Drag Me to Hell
Sympathy for those working in the financial services industries may not be running high at the moment, yet even the most fervent anti-capitalist will feel pity for career girl Christine, faced with an eternity of infernal torment after being hexed by an aged, cod-eyed Hungarian gypsy to whom she has refused to grant a mortgage extension, and subjected to a series of terrifying visitations by a maleficent spirit assigned to drag her to the dark side at the designated hour.
Not that social criticism is high on the agenda in Spider-Man director Sam Raimi's much anticipated return to the brand of relentless rollercoaster scares with which he first exploded on to the scene with the micro-budget splatter classic The Evil Dead (1981). As he demonstrated in his debut, Raimi is fully attuned to his horror fanbase's tastes and familiarity with generic conventions, and plays cat-and-mouse games with their expectations accordingly. Drag Me to Hell's script, co-written with older brother Ivan, spells out its debt to Stephen King's Thinner (1996), which also features a vindictive gypsy, through references to its protagonist's corpulent past; an early manifestation of a shadowy gatecrasher accompanied by the spectacle of pots and pans dangling eerily in mid-air recalls Tobe Hooper's Poltergeist (1982), while the developments of the last reel echo Nakata Hideo's Ring (1998).
Drag Me to Hell is certainly not without its contrivances, and its characters - Christine's staid yet dependable boyfriend Clay, her brown-nosing office rival Stu - are painted in broad brushstrokes. Fortunately, Raimi's delivery of the goods is quick and knowing enough for such concerns to take a back seat to the ride, with the plot primarily concerned with cuing up its volley of unnerving set pieces, including a bravura sequence in which Christine is menaced by the crone in an underground car park, and more discomfortingly grotesque images such as her bodily invasion by a buzzing fly. The laugh-out-loud outrageousness of some of these effects (a literally eye-popping CGI shot in which the evil is temporarily dispelled by an anvil conveniently suspended overhead owes as much to Tex Avery as to Evil Dead 2, while the vision of a goat spouting obscene oathsfollowing an abortive exorcism attempt proves no less effective for all its ludicrousness) is perfectly judged to leaven the tension before the next barrage of shocks is unleashed.
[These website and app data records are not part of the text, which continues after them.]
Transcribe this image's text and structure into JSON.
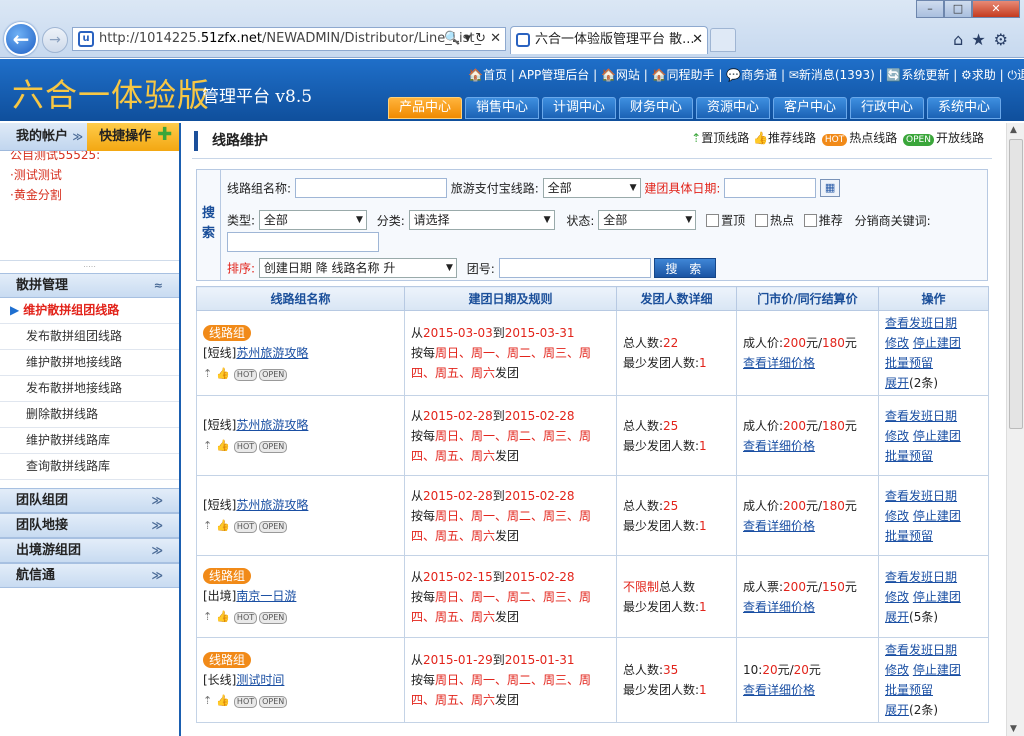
{
  "browser": {
    "url_prefix": "http://1014225.",
    "url_host": "51zfx.net",
    "url_rest": "/NEWADMIN/Distributor/Line_List_",
    "tab_title": "六合一体验版管理平台 散...",
    "back_glyph": "←",
    "forward_glyph": "→",
    "tab_close": "✕",
    "win_min": "–",
    "win_max": "□",
    "win_close": "✕",
    "addr_controls": "🔍 ▾ ↻ ✕",
    "toolbar_icons": "⌂★⚙"
  },
  "header": {
    "logo": "六合一体验版",
    "subtitle": "管理平台 v8.5",
    "toplinks": "🏠首页 | APP管理后台 | 🏠网站 | 🏠同程助手 | 💬商务通 | ✉新消息(1393) | 🔄系统更新 | ⚙求助 | ⏻退出",
    "nav": [
      "产品中心",
      "销售中心",
      "计调中心",
      "财务中心",
      "资源中心",
      "客户中心",
      "行政中心",
      "系统中心"
    ]
  },
  "sidebar": {
    "account": "我的帐户",
    "quick": "快捷操作",
    "account_items": [
      "公自测试55525:",
      "·测试测试",
      "·黄金分割"
    ],
    "groups": [
      {
        "label": "散拼管理",
        "chev": "≈",
        "items": [
          "维护散拼组团线路",
          "发布散拼组团线路",
          "维护散拼地接线路",
          "发布散拼地接线路",
          "删除散拼线路",
          "维护散拼线路库",
          "查询散拼线路库"
        ]
      },
      {
        "label": "团队组团",
        "chev": "≫"
      },
      {
        "label": "团队地接",
        "chev": "≫"
      },
      {
        "label": "出境游组团",
        "chev": "≫"
      },
      {
        "label": "航信通",
        "chev": "≫"
      }
    ]
  },
  "page": {
    "title": "线路维护",
    "legend": [
      "置顶线路",
      "推荐线路",
      "热点线路",
      "开放线路"
    ],
    "legend_hot": "HOT",
    "legend_open": "OPEN"
  },
  "search": {
    "label": "搜索",
    "group_name": "线路组名称:",
    "alipay": "旅游支付宝线路:",
    "alipay_value": "全部",
    "date": "建团具体日期:",
    "type": "类型:",
    "type_value": "全部",
    "category": "分类:",
    "category_value": "请选择",
    "status": "状态:",
    "status_value": "全部",
    "top": "置顶",
    "hot": "热点",
    "recommend": "推荐",
    "keywords": "分销商关键词:",
    "sort": "排序:",
    "sort_value": "创建日期 降 线路名称 升",
    "team_no": "团号:",
    "button": "搜 索"
  },
  "table": {
    "headers": [
      "线路组名称",
      "建团日期及规则",
      "发团人数详细",
      "门市价/同行结算价",
      "操作"
    ],
    "rows": [
      {
        "badge": "线路组",
        "tag": "[短线]",
        "name": "苏州旅游攻略",
        "from": "2015-03-03",
        "to": "2015-03-31",
        "rule_head": "按每",
        "days1": "周日、周一、周二、周三、周",
        "days2": "四、周五、周六",
        "rule_tail": "发团",
        "total_pre": "总人数:",
        "total": "22",
        "total_post": "",
        "min_label": "最少发团人数:",
        "min": "1",
        "price_label": "成人价:",
        "price1": "200",
        "price_sep": "元/",
        "price2": "180",
        "price_unit": "元",
        "detail": "查看详细价格",
        "ops": [
          "查看发班日期",
          "修改",
          "停止建团",
          "批量预留",
          "展开"
        ],
        "expand_count": "(2条)"
      },
      {
        "badge": "",
        "tag": "[短线]",
        "name": "苏州旅游攻略",
        "from": "2015-02-28",
        "to": "2015-02-28",
        "rule_head": "按每",
        "days1": "周日、周一、周二、周三、周",
        "days2": "四、周五、周六",
        "rule_tail": "发团",
        "total_pre": "总人数:",
        "total": "25",
        "total_post": "",
        "min_label": "最少发团人数:",
        "min": "1",
        "price_label": "成人价:",
        "price1": "200",
        "price_sep": "元/",
        "price2": "180",
        "price_unit": "元",
        "detail": "查看详细价格",
        "ops": [
          "查看发班日期",
          "修改",
          "停止建团",
          "批量预留"
        ],
        "expand_count": ""
      },
      {
        "badge": "",
        "tag": "[短线]",
        "name": "苏州旅游攻略",
        "from": "2015-02-28",
        "to": "2015-02-28",
        "rule_head": "按每",
        "days1": "周日、周一、周二、周三、周",
        "days2": "四、周五、周六",
        "rule_tail": "发团",
        "total_pre": "总人数:",
        "total": "25",
        "total_post": "",
        "min_label": "最少发团人数:",
        "min": "1",
        "price_label": "成人价:",
        "price1": "200",
        "price_sep": "元/",
        "price2": "180",
        "price_unit": "元",
        "detail": "查看详细价格",
        "ops": [
          "查看发班日期",
          "修改",
          "停止建团",
          "批量预留"
        ],
        "expand_count": ""
      },
      {
        "badge": "线路组",
        "tag": "[出境]",
        "name": "南京一日游",
        "from": "2015-02-15",
        "to": "2015-02-28",
        "rule_head": "按每",
        "days1": "周日、周一、周二、周三、周",
        "days2": "四、周五、周六",
        "rule_tail": "发团",
        "total_pre": "",
        "total": "不限制",
        "total_post": "总人数",
        "min_label": "最少发团人数:",
        "min": "1",
        "price_label": "成人票:",
        "price1": "200",
        "price_sep": "元/",
        "price2": "150",
        "price_unit": "元",
        "detail": "查看详细价格",
        "ops": [
          "查看发班日期",
          "修改",
          "停止建团",
          "展开"
        ],
        "expand_count": "(5条)"
      },
      {
        "badge": "线路组",
        "tag": "[长线]",
        "name": "测试时间",
        "from": "2015-01-29",
        "to": "2015-01-31",
        "rule_head": "按每",
        "days1": "周日、周一、周二、周三、周",
        "days2": "四、周五、周六",
        "rule_tail": "发团",
        "total_pre": "总人数:",
        "total": "35",
        "total_post": "",
        "min_label": "最少发团人数:",
        "min": "1",
        "price_label": "10:",
        "price1": "20",
        "price_sep": "元/",
        "price2": "20",
        "price_unit": "元",
        "detail": "查看详细价格",
        "ops": [
          "查看发班日期",
          "修改",
          "停止建团",
          "批量预留",
          "展开"
        ],
        "expand_count": "(2条)"
      }
    ],
    "from_word": "从",
    "to_word": "到",
    "hot": "HOT",
    "open": "OPEN"
  }
}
Raimi clearly has a lot of fun indulging his comic-book sensibilities with peripheral sight gags - such as the kitsch Athena-style poster of a kitten hanging from its claws bearing the slogan 'Baby hang on' spied in Christine's bedroom as she prepares to offer her pet as a blood sacrifice; or a briefly glimpsed photograph of the aspirational girl from the country in her less lissom days beneath a banner proclaiming 'Pork Fair Queen', helping to set up the embarrassed dinner-party scene where she is introduced to Clay's snooty parents. Fortunately these humorous touches never threaten to tip proceedings into the realms of pure silliness. Drag Me to Hell is exactly what it says on the tin, a back-to-basics, white-knuckle ride that will have fans of the Evil Dead series punching the air with delight. While few are going to accuseit of breaking new narrative ground, it proves one of the most satisfying horror films of recent years.